### ASSIGNED TASK
All of the material must be duplicated exactly, line by line.

*** Block opens ***

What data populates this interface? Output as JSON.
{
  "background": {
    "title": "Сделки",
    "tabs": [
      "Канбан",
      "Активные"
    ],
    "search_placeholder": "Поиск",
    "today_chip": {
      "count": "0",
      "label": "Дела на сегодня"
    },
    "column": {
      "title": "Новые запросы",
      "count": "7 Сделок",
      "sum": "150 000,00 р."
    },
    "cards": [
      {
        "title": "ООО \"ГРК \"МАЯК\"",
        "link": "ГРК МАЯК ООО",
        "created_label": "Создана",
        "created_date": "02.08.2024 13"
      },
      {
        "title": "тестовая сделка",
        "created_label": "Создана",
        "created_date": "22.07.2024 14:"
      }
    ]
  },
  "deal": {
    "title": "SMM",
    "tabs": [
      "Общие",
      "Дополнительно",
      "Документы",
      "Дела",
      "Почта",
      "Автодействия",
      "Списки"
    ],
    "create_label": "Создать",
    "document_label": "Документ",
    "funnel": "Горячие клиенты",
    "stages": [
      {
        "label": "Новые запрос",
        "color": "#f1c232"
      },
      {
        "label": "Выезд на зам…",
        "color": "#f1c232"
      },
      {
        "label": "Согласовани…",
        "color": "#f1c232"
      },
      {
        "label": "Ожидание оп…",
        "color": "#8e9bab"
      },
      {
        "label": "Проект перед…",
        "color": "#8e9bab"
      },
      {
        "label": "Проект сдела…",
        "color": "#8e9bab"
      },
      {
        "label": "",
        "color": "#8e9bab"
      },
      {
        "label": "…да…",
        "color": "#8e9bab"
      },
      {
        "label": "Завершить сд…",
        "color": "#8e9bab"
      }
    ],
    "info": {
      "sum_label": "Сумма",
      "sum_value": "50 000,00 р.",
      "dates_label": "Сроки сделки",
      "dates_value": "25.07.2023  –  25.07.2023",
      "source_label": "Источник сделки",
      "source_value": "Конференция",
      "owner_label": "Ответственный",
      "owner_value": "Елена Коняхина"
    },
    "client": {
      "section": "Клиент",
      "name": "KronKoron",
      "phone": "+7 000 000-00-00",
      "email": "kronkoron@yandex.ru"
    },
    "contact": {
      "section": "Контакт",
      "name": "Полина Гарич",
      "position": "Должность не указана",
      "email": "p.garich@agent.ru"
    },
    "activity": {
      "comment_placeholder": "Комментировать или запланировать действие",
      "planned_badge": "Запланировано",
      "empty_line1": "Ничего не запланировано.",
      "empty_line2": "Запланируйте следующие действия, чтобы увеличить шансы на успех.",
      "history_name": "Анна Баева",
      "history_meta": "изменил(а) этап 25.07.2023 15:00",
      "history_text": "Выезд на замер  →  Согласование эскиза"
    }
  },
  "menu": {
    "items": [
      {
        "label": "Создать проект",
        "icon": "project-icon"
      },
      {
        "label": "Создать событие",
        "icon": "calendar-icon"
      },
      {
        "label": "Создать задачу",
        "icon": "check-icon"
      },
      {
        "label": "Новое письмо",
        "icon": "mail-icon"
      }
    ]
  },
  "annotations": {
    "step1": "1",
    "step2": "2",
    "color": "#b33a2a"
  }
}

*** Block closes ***

### SOLVED PROBLEM
What data populates this interface? Output as JSON.
{
  "background": {
    "title": "Сделки",
    "tabs": [
      "Канбан",
      "Активные"
    ],
    "search_placeholder": "Поиск",
    "today_chip": {
      "count": "0",
      "label": "Дела на сегодня"
    },
    "column": {
      "title": "Новые запросы",
      "count": "7 Сделок",
      "sum": "150 000,00 р."
    },
    "cards": [
      {
        "title": "ООО \"ГРК \"МАЯК\"",
        "link": "ГРК МАЯК ООО",
        "created_label": "Создана",
        "created_date": "02.08.2024 13"
      },
      {
        "title": "тестовая сделка",
        "created_label": "Создана",
        "created_date": "22.07.2024 14:"
      }
    ]
  },
  "deal": {
    "title": "SMM",
    "tabs": [
      "Общие",
      "Дополнительно",
      "Документы",
      "Дела",
      "Почта",
      "Автодействия",
      "Списки"
    ],
    "create_label": "Создать",
    "document_label": "Документ",
    "funnel": "Горячие клиенты",
    "stages": [
      {
        "label": "Новые запрос",
        "color": "#f1c232"
      },
      {
        "label": "Выезд на зам…",
        "color": "#f1c232"
      },
      {
        "label": "Согласовани…",
        "color": "#f1c232"
      },
      {
        "label": "Ожидание оп…",
        "color": "#8e9bab"
      },
      {
        "label": "Проект перед…",
        "color": "#8e9bab"
      },
      {
        "label": "Проект сдела…",
        "color": "#8e9bab"
      },
      {
        "label": "",
        "color": "#8e9bab"
      },
      {
        "label": "…да…",
        "color": "#8e9bab"
      },
      {
        "label": "Завершить сд…",
        "color": "#8e9bab"
      }
    ],
    "info": {
      "sum_label": "Сумма",
      "sum_value": "50 000,00 р.",
      "dates_label": "Сроки сделки",
      "dates_value": "25.07.2023  –  25.07.2023",
      "source_label": "Источник сделки",
      "source_value": "Конференция",
      "owner_label": "Ответственный",
      "owner_value": "Елена Коняхина"
    },
    "client": {
      "section": "Клиент",
      "name": "KronKoron",
      "phone": "+7 000 000-00-00",
      "email": "kronkoron@yandex.ru"
    },
    "contact": {
      "section": "Контакт",
      "name": "Полина Гарич",
      "position": "Должность не указана",
      "email": "p.garich@agent.ru"
    },
    "activity": {
      "comment_placeholder": "Комментировать или запланировать действие",
      "planned_badge": "Запланировано",
      "empty_line1": "Ничего не запланировано.",
      "empty_line2": "Запланируйте следующие действия, чтобы увеличить шансы на успех.",
      "history_name": "Анна Баева",
      "history_meta": "изменил(а) этап 25.07.2023 15:00",
      "history_text": "Выезд на замер  →  Согласование эскиза"
    }
  },
  "menu": {
    "items": [
      {
        "label": "Создать проект",
        "icon": "project-icon"
      },
      {
        "label": "Создать событие",
        "icon": "calendar-icon"
      },
      {
        "label": "Создать задачу",
        "icon": "check-icon"
      },
      {
        "label": "Новое письмо",
        "icon": "mail-icon"
      }
    ]
  },
  "annotations": {
    "step1": "1",
    "step2": "2",
    "color": "#b33a2a"
  }
}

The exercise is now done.